We are not moving far from the badlands. Just a stone’s throw away are the Black Hills – a mountain range that pops up in the middle of nowhere just to distort the otherwise flat land of the Great Plains of the American Midwest. These terrains are and have been for ages considered sacred for the local tribes of Native Americans. In theory these lands still belong to the indigenous peoples. This was even confirmed by the treaty signed by the US government in 1868. However, as history shows the governments don’t always respect the treaties they themselves have created. This has happened before and this was also the case this time. Less than 10 years after agreeing to the treaty conditions the US government seized the Black Hills and allowed their extensive destruction through gold mining, logging and tourism development. The treaty didn’t stop the government from selling the newly acquired lands for significant profit.
This story is still unfolding even today, more than a century later. The Indian tribes of South Dakota (and not only) have taken the case to the court and won. The US Supreme court ruled that seizing the lands by the government in the nineteenth century was unlawful and awarded a significant monetary compensation to the Indian people. They however refuse to accept the money as they claim it would allow the US government to justify the seizure of their land. Instead, they demand to have their lands returned to them.
This is to shows that the Indians of South Dakota have their pride and can’t be easily bought. And it is connected with the actual topic of this post. As you probably know the Indians were given their names based on nature and person’s traits. So it is perfectly normal that Old Chief Smoke had children whose names were: Spotted Horse Woman, Chief Big Mouth, Chief Blue Horse, Chief Red Cloud, Chief American Horse, Chief Bull Bear III, Chief Solomon Smoke II, Chief No Neck and Woman Dress. This leads us to His Horse is Crazy – this is a literal translation of a name of a famous Oglala Lakota leader. He is more commonly known as simply Crazy Horse.
His name was made even more famous by a sculptor Korczak Ziolkowski. Korczak was approached by some Lakota Indian leaders and asked to immortalize the great hero of Lakota nation by carving a monument in the hills of South Dakota. The hero to be immortalized was Crazy Horse.
This is the chief himself riding his trustworthy steed.
The aim of the monument is to preserve the heritage of the Native Americans. There is a museum on site that houses many Indian artefacts. Some people donate various things to support the cause.
The sculpture when finished will be the largest of its kind in the world. The work progresses slowly as the creators refuse to accept any state or federal funding. They think that this would undermine the whole purpose of the project. So the project relies solely on visitors and donations.
This is what the creators are aiming for:
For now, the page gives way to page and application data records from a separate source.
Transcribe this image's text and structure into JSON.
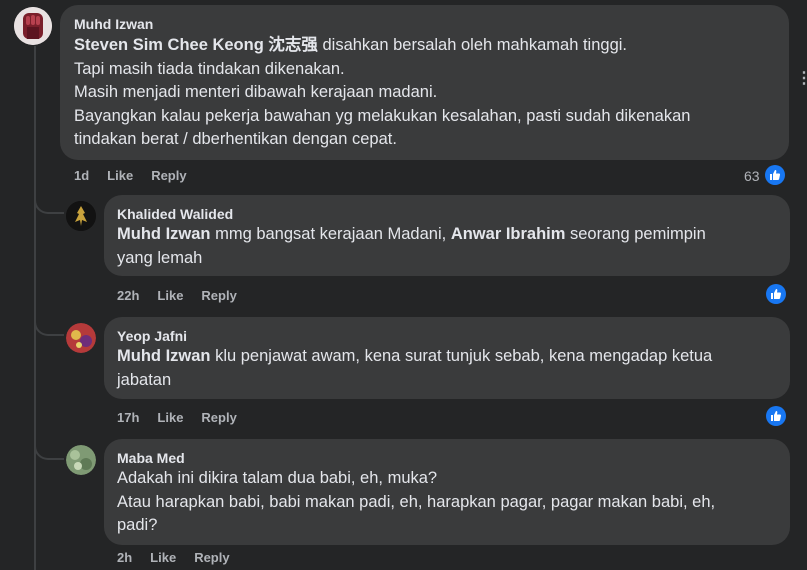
{
  "comments": [
    {
      "author": "Muhd Izwan",
      "mention": "Steven Sim Chee Keong 沈志强",
      "lines": [
        " disahkan bersalah oleh mahkamah tinggi.",
        "Tapi masih tiada tindakan dikenakan.",
        "Masih menjadi menteri dibawah kerajaan madani.",
        "Bayangkan kalau pekerja bawahan yg melakukan kesalahan, pasti sudah dikenakan",
        "tindakan berat / dberhentikan dengan cepat."
      ],
      "time": "1d",
      "like_label": "Like",
      "reply_label": "Reply",
      "reaction_count": "63"
    },
    {
      "author": "Khalided Walided",
      "mention1": "Muhd Izwan",
      "text1": " mmg bangsat kerajaan Madani, ",
      "mention2": "Anwar Ibrahim",
      "text2": " seorang pemimpin",
      "line2": "yang lemah",
      "time": "22h",
      "like_label": "Like",
      "reply_label": "Reply"
    },
    {
      "author": "Yeop Jafni",
      "mention": "Muhd Izwan",
      "text1": " klu penjawat awam, kena surat tunjuk sebab, kena mengadap ketua",
      "line2": "jabatan",
      "time": "17h",
      "like_label": "Like",
      "reply_label": "Reply"
    },
    {
      "author": "Maba Med",
      "lines": [
        "Adakah ini dikira talam dua babi, eh, muka?",
        "Atau harapkan babi, babi makan padi, eh, harapkan pagar, pagar makan babi, eh,",
        "padi?"
      ],
      "time": "2h",
      "like_label": "Like",
      "reply_label": "Reply"
    }
  ],
  "more_label": "···",
  "colors": {
    "bg": "#242526",
    "bubble": "#3a3b3c",
    "accent": "#1877f2"
  }
}
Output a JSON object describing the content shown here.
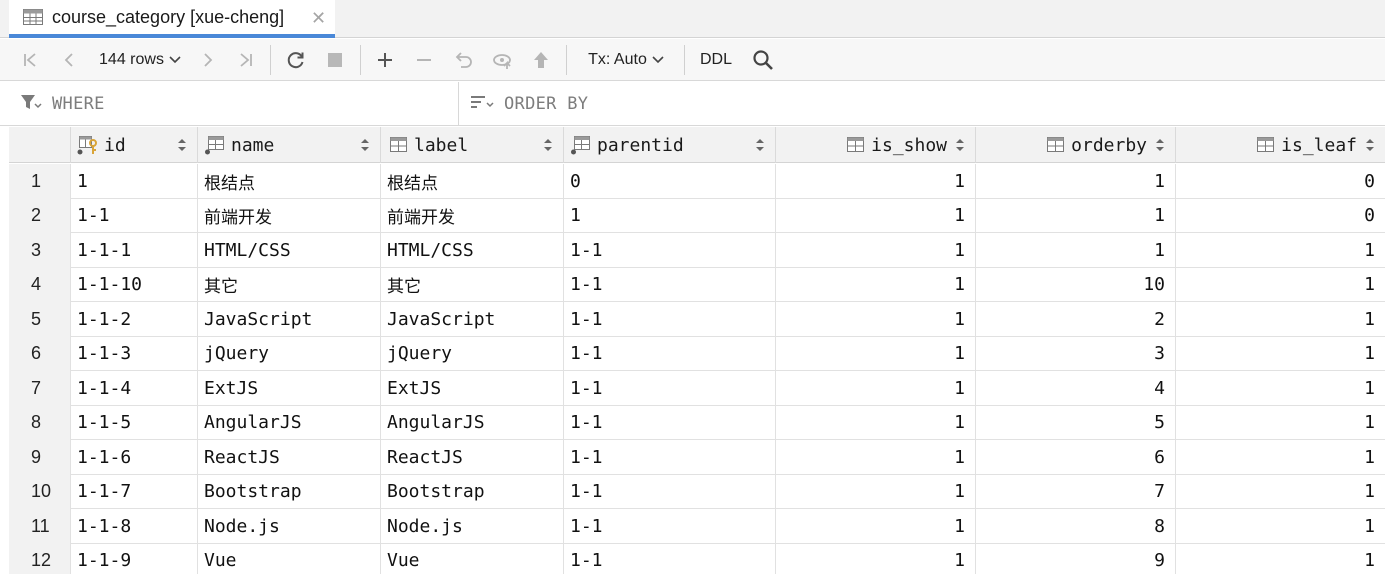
{
  "tab": {
    "title": "course_category [xue-cheng]",
    "close": "✕"
  },
  "toolbar": {
    "rows_label": "144 rows",
    "tx_label": "Tx: Auto",
    "ddl_label": "DDL"
  },
  "filter": {
    "where": "WHERE",
    "order_by": "ORDER BY"
  },
  "columns": [
    {
      "label": "id",
      "key": "pk"
    },
    {
      "label": "name"
    },
    {
      "label": "label"
    },
    {
      "label": "parentid"
    },
    {
      "label": "is_show"
    },
    {
      "label": "orderby"
    },
    {
      "label": "is_leaf"
    }
  ],
  "rows": [
    [
      "1",
      "1",
      "根结点",
      "根结点",
      "0",
      "1",
      "1",
      "0"
    ],
    [
      "2",
      "1-1",
      "前端开发",
      "前端开发",
      "1",
      "1",
      "1",
      "0"
    ],
    [
      "3",
      "1-1-1",
      "HTML/CSS",
      "HTML/CSS",
      "1-1",
      "1",
      "1",
      "1"
    ],
    [
      "4",
      "1-1-10",
      "其它",
      "其它",
      "1-1",
      "1",
      "10",
      "1"
    ],
    [
      "5",
      "1-1-2",
      "JavaScript",
      "JavaScript",
      "1-1",
      "1",
      "2",
      "1"
    ],
    [
      "6",
      "1-1-3",
      "jQuery",
      "jQuery",
      "1-1",
      "1",
      "3",
      "1"
    ],
    [
      "7",
      "1-1-4",
      "ExtJS",
      "ExtJS",
      "1-1",
      "1",
      "4",
      "1"
    ],
    [
      "8",
      "1-1-5",
      "AngularJS",
      "AngularJS",
      "1-1",
      "1",
      "5",
      "1"
    ],
    [
      "9",
      "1-1-6",
      "ReactJS",
      "ReactJS",
      "1-1",
      "1",
      "6",
      "1"
    ],
    [
      "10",
      "1-1-7",
      "Bootstrap",
      "Bootstrap",
      "1-1",
      "1",
      "7",
      "1"
    ],
    [
      "11",
      "1-1-8",
      "Node.js",
      "Node.js",
      "1-1",
      "1",
      "8",
      "1"
    ],
    [
      "12",
      "1-1-9",
      "Vue",
      "Vue",
      "1-1",
      "1",
      "9",
      "1"
    ]
  ],
  "colors": {
    "accent": "#4a88d8",
    "header_bg": "#f2f2f2",
    "icon": "#7a7a7a",
    "key": "#d9a53a"
  }
}
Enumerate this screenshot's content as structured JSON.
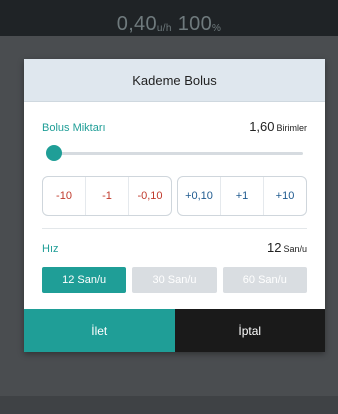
{
  "background": {
    "status": {
      "rate_value": "0,40",
      "rate_unit": "u/h",
      "battery_value": "100",
      "battery_unit": "%"
    }
  },
  "modal": {
    "title": "Kademe Bolus",
    "bolus": {
      "label": "Bolus Miktarı",
      "value": "1,60",
      "unit": "Birimler",
      "slider_fraction": 0.0
    },
    "decrements": [
      "-10",
      "-1",
      "-0,10"
    ],
    "increments": [
      "+0,10",
      "+1",
      "+10"
    ],
    "speed": {
      "label": "Hız",
      "value": "12",
      "unit": "San/u",
      "options": [
        {
          "label": "12 San/u",
          "selected": true
        },
        {
          "label": "30 San/u",
          "selected": false
        },
        {
          "label": "60 San/u",
          "selected": false
        }
      ]
    },
    "buttons": {
      "next": "İlet",
      "cancel": "İptal"
    }
  },
  "colors": {
    "accent": "#1f9e97",
    "negative": "#c0392b",
    "positive": "#1e5a8f",
    "dark": "#1a1a1a",
    "header_bg": "#dfe7ee"
  }
}
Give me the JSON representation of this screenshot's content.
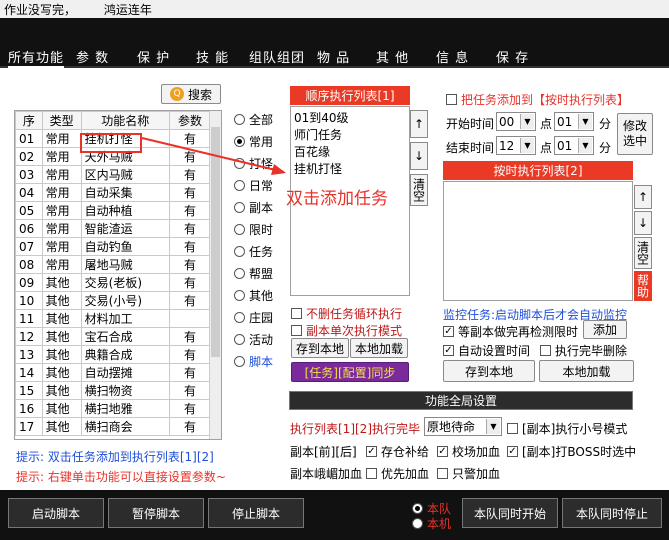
{
  "window": {
    "title_left": "作业没写完，",
    "title_right": "鸿运连年"
  },
  "tabs": [
    "所有功能",
    "参 数",
    "保 护",
    "技 能",
    "组队组团",
    "物 品",
    "其 他",
    "信 息",
    "保 存"
  ],
  "search_button": "搜索",
  "table": {
    "headers": [
      "序",
      "类型",
      "功能名称",
      "参数"
    ],
    "rows": [
      [
        "01",
        "常用",
        "挂机打怪",
        "有"
      ],
      [
        "02",
        "常用",
        "天外马贼",
        "有"
      ],
      [
        "03",
        "常用",
        "区内马贼",
        "有"
      ],
      [
        "04",
        "常用",
        "自动采集",
        "有"
      ],
      [
        "05",
        "常用",
        "自动种植",
        "有"
      ],
      [
        "06",
        "常用",
        "智能渣运",
        "有"
      ],
      [
        "07",
        "常用",
        "自动钓鱼",
        "有"
      ],
      [
        "08",
        "常用",
        "屠地马贼",
        "有"
      ],
      [
        "09",
        "其他",
        "交易(老板)",
        "有"
      ],
      [
        "10",
        "其他",
        "交易(小号)",
        "有"
      ],
      [
        "11",
        "其他",
        "材料加工",
        ""
      ],
      [
        "12",
        "其他",
        "宝石合成",
        "有"
      ],
      [
        "13",
        "其他",
        "典籍合成",
        "有"
      ],
      [
        "14",
        "其他",
        "自动摆摊",
        "有"
      ],
      [
        "15",
        "其他",
        "横扫物资",
        "有"
      ],
      [
        "16",
        "其他",
        "横扫地雅",
        "有"
      ],
      [
        "17",
        "其他",
        "横扫商会",
        "有"
      ]
    ]
  },
  "category_radios": {
    "items": [
      "全部",
      "常用",
      "打怪",
      "日常",
      "副本",
      "限时",
      "任务",
      "帮盟",
      "其他",
      "庄园",
      "活动",
      "脚本"
    ],
    "selected": "常用"
  },
  "sequence_list": {
    "title": "顺序执行列表[1]",
    "items": [
      "01到40级",
      "师门任务",
      "百花缘",
      "挂机打怪"
    ],
    "clear_label": "清空"
  },
  "annotation": {
    "text": "双击添加任务",
    "color": "#e8322a"
  },
  "timed": {
    "add_checkbox": "把任务添加到【按时执行列表】",
    "start_label": "开始时间",
    "start_hour": "00",
    "start_min": "01",
    "end_label": "结束时间",
    "end_hour": "12",
    "end_min": "01",
    "point": "点",
    "minute": "分",
    "modify_button": "修改选中",
    "list_title": "按时执行列表[2]",
    "clear_label": "清空",
    "help_label": "帮助"
  },
  "seq_options": {
    "loop": "不删任务循环执行",
    "dungeon_single": "副本单次执行模式",
    "save_local": "存到本地",
    "load_local": "本地加载",
    "sync": "[任务][配置]同步"
  },
  "monitor": {
    "title": "监控任务:启动脚本后才会自动监控",
    "wait_check": "等副本做完再检测限时",
    "add_button": "添加",
    "auto_time": "自动设置时间",
    "delete_done": "执行完毕删除",
    "save_local": "存到本地",
    "load_local": "本地加载"
  },
  "global": {
    "title": "功能全局设置",
    "exec_done_label": "执行列表[1][2]执行完毕",
    "exec_done_value": "原地待命",
    "small_mode": "[副本]执行小号模式",
    "row2_prefix": "副本[前][后]",
    "storage": "存仓补给",
    "school": "校场加血",
    "boss": "[副本]打BOSS时选中",
    "row3_prefix": "副本峨嵋加血",
    "priority": "优先加血",
    "only_warn": "只警加血"
  },
  "hints": {
    "line1": "提示: 双击任务添加到执行列表[1][2]",
    "line2": "提示: 右键单击功能可以直接设置参数~"
  },
  "bottom": {
    "start": "启动脚本",
    "pause": "暂停脚本",
    "stop": "停止脚本",
    "team": "本队",
    "machine": "本机",
    "team_start": "本队同时开始",
    "team_stop": "本队同时停止"
  },
  "colors": {
    "accent_red": "#ea3a26",
    "hint_blue": "#1f4fd8",
    "hint_red": "#e8322a",
    "sync_purple": "#7a2a9a"
  }
}
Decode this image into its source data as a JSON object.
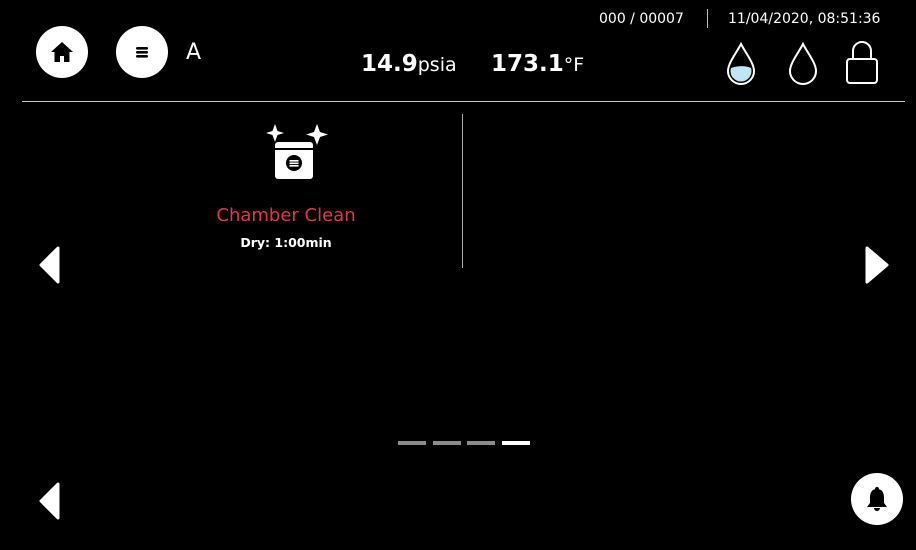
{
  "header": {
    "profile_letter": "A",
    "counter": "000 / 00007",
    "datetime": "11/04/2020, 08:51:36",
    "pressure": {
      "value": "14.9",
      "unit": "psia"
    },
    "temperature": {
      "value": "173.1",
      "unit": "°F"
    },
    "status_icons": [
      "water-full-icon",
      "water-empty-icon",
      "lock-icon"
    ]
  },
  "cycles": [
    {
      "title": "Chamber Clean",
      "subtitle": "Dry: 1:00min",
      "icon": "chamber-clean-icon"
    }
  ],
  "pagination": {
    "total": 4,
    "active": 4
  },
  "colors": {
    "background": "#000000",
    "accent_red": "#e4354a",
    "water_fill": "#bfe6f5",
    "page_inactive": "#8a8a8a",
    "page_active": "#ffffff"
  }
}
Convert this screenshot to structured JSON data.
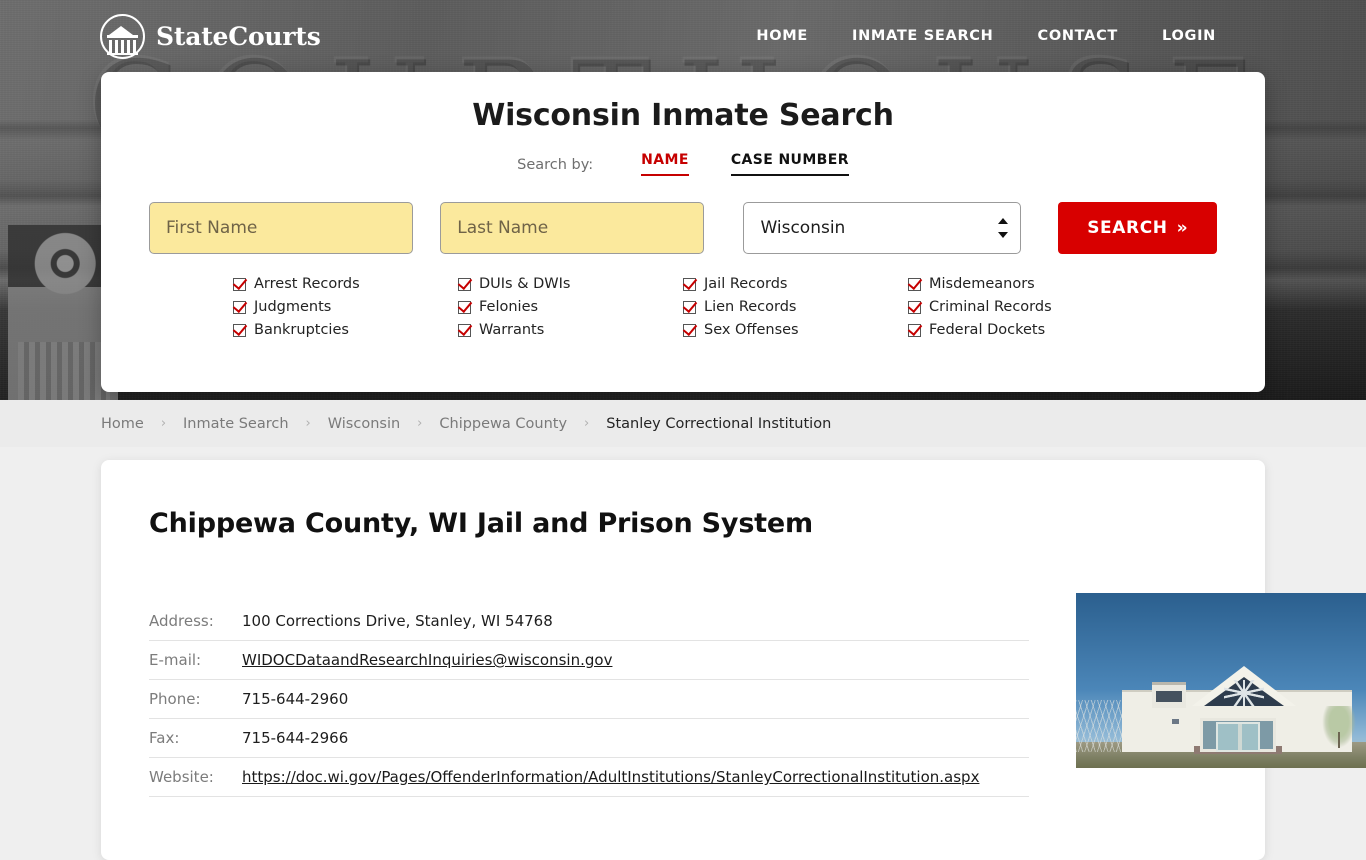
{
  "header": {
    "brand_name": "StateCourts",
    "logo_icon": "courthouse-circle-icon",
    "nav": [
      {
        "label": "HOME",
        "name": "nav-home"
      },
      {
        "label": "INMATE SEARCH",
        "name": "nav-inmate-search"
      },
      {
        "label": "CONTACT",
        "name": "nav-contact"
      },
      {
        "label": "LOGIN",
        "name": "nav-login"
      }
    ],
    "background_word": "COURTHOUSE"
  },
  "search_card": {
    "title": "Wisconsin Inmate Search",
    "search_by_label": "Search by:",
    "tabs": [
      {
        "label": "NAME",
        "active": true
      },
      {
        "label": "CASE NUMBER",
        "active": false
      }
    ],
    "first_name_placeholder": "First Name",
    "first_name_value": "",
    "last_name_placeholder": "Last Name",
    "last_name_value": "",
    "state_selected": "Wisconsin",
    "state_options": [
      "Wisconsin"
    ],
    "search_button_label": "SEARCH",
    "search_button_chevron": "»",
    "checkboxes": [
      "Arrest Records",
      "DUIs & DWIs",
      "Jail Records",
      "Misdemeanors",
      "Judgments",
      "Felonies",
      "Lien Records",
      "Criminal Records",
      "Bankruptcies",
      "Warrants",
      "Sex Offenses",
      "Federal Dockets"
    ],
    "colors": {
      "accent_red": "#c60000",
      "button_red": "#d80000",
      "input_yellow": "#fbe99d"
    }
  },
  "breadcrumb": {
    "separator": "›",
    "items": [
      {
        "label": "Home",
        "current": false
      },
      {
        "label": "Inmate Search",
        "current": false
      },
      {
        "label": "Wisconsin",
        "current": false
      },
      {
        "label": "Chippewa County",
        "current": false
      },
      {
        "label": "Stanley Correctional Institution",
        "current": true
      }
    ]
  },
  "content": {
    "page_title": "Chippewa County, WI Jail and Prison System",
    "info_rows": [
      {
        "key": "Address:",
        "value": "100 Corrections Drive, Stanley, WI 54768",
        "link": false
      },
      {
        "key": "E-mail:",
        "value": "WIDOCDataandResearchInquiries@wisconsin.gov",
        "link": true
      },
      {
        "key": "Phone:",
        "value": "715-644-2960",
        "link": false
      },
      {
        "key": "Fax:",
        "value": "715-644-2966",
        "link": false
      },
      {
        "key": "Website:",
        "value": "https://doc.wi.gov/Pages/OffenderInformation/AdultInstitutions/StanleyCorrectionalInstitution.aspx",
        "link": true
      }
    ],
    "facility_photo_alt": "Stanley Correctional Institution building exterior"
  }
}
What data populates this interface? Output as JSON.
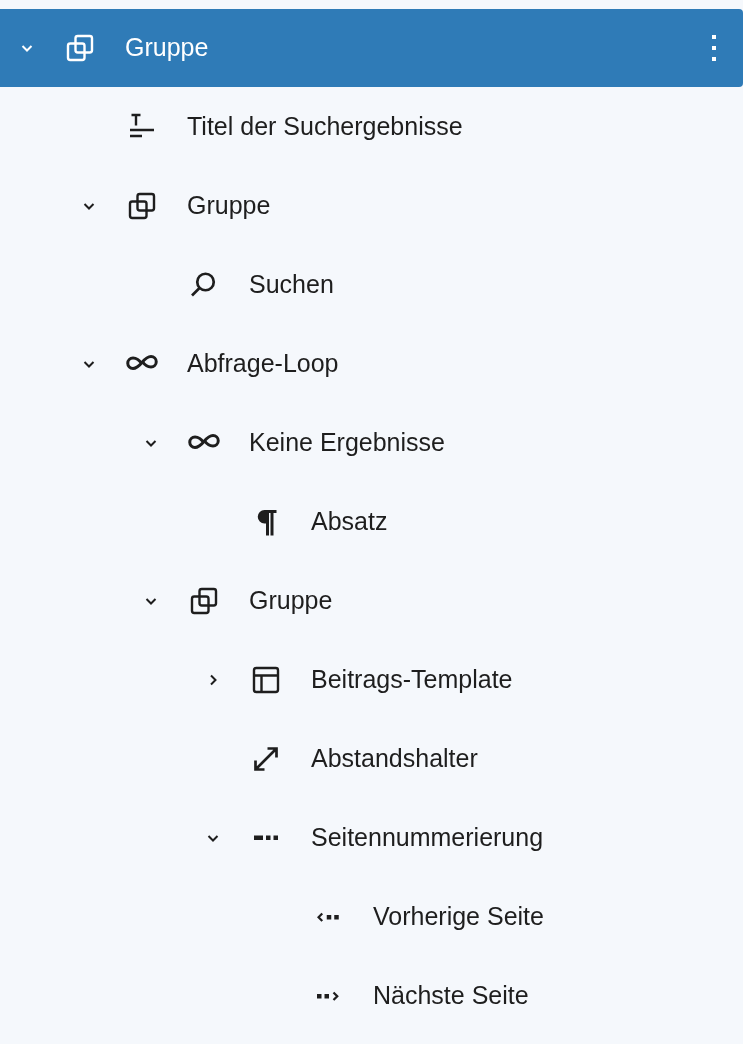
{
  "tree": [
    {
      "label": "Gruppe",
      "kind": "group",
      "expanded": true,
      "selected": true,
      "children": [
        {
          "label": "Titel der Suchergebnisse",
          "kind": "title",
          "selected": false
        },
        {
          "label": "Gruppe",
          "kind": "group",
          "expanded": true,
          "selected": false,
          "children": [
            {
              "label": "Suchen",
              "kind": "search",
              "selected": false
            }
          ]
        },
        {
          "label": "Abfrage-Loop",
          "kind": "loop",
          "expanded": true,
          "selected": false,
          "children": [
            {
              "label": "Keine Ergebnisse",
              "kind": "loop",
              "expanded": true,
              "selected": false,
              "children": [
                {
                  "label": "Absatz",
                  "kind": "paragraph",
                  "selected": false
                }
              ]
            },
            {
              "label": "Gruppe",
              "kind": "group",
              "expanded": true,
              "selected": false,
              "children": [
                {
                  "label": "Beitrags-Template",
                  "kind": "template",
                  "expanded": false,
                  "selected": false
                },
                {
                  "label": "Abstandshalter",
                  "kind": "spacer",
                  "selected": false
                },
                {
                  "label": "Seitennummerierung",
                  "kind": "pagination",
                  "expanded": true,
                  "selected": false,
                  "children": [
                    {
                      "label": "Vorherige Seite",
                      "kind": "previous",
                      "selected": false
                    },
                    {
                      "label": "Nächste Seite",
                      "kind": "next",
                      "selected": false
                    }
                  ]
                }
              ]
            }
          ]
        }
      ]
    }
  ]
}
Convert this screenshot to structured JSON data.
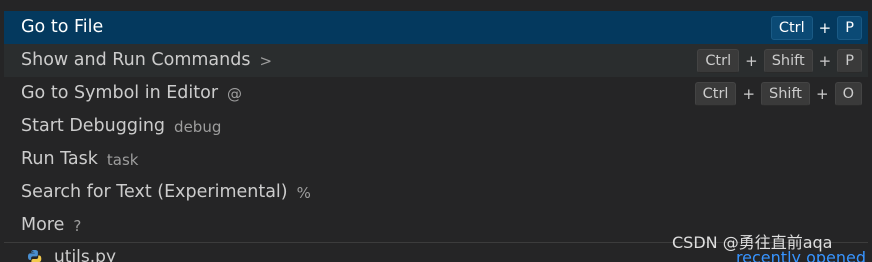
{
  "palette": {
    "items": [
      {
        "label": "Go to File",
        "hint": "",
        "keys": [
          "Ctrl",
          "P"
        ],
        "state": "selected"
      },
      {
        "label": "Show and Run Commands",
        "hint": ">",
        "keys": [
          "Ctrl",
          "Shift",
          "P"
        ],
        "state": "hovered"
      },
      {
        "label": "Go to Symbol in Editor",
        "hint": "@",
        "keys": [
          "Ctrl",
          "Shift",
          "O"
        ],
        "state": ""
      },
      {
        "label": "Start Debugging",
        "hint": "debug",
        "keys": [],
        "state": ""
      },
      {
        "label": "Run Task",
        "hint": "task",
        "keys": [],
        "state": ""
      },
      {
        "label": "Search for Text (Experimental)",
        "hint": "%",
        "keys": [],
        "state": ""
      },
      {
        "label": "More",
        "hint": "?",
        "keys": [],
        "state": ""
      }
    ],
    "key_separator": "+"
  },
  "recent_file": {
    "name": "utils.py",
    "icon": "python-file-icon",
    "tag": "recently opened"
  },
  "watermark": "CSDN @勇往直前aqa",
  "colors": {
    "background": "#252526",
    "selected": "#04395e",
    "hovered": "#2a2d2e",
    "link": "#3794ff"
  }
}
As you can see the Indian leader points his hand towards the Black Hills. At the same time he says: “My lands are where my dead lie buried.” – a reference to US government’s taking back the sacred lands.
Next time we will visit another oversized sculpture that is surprisingly close to the Crazy Horse Memorial.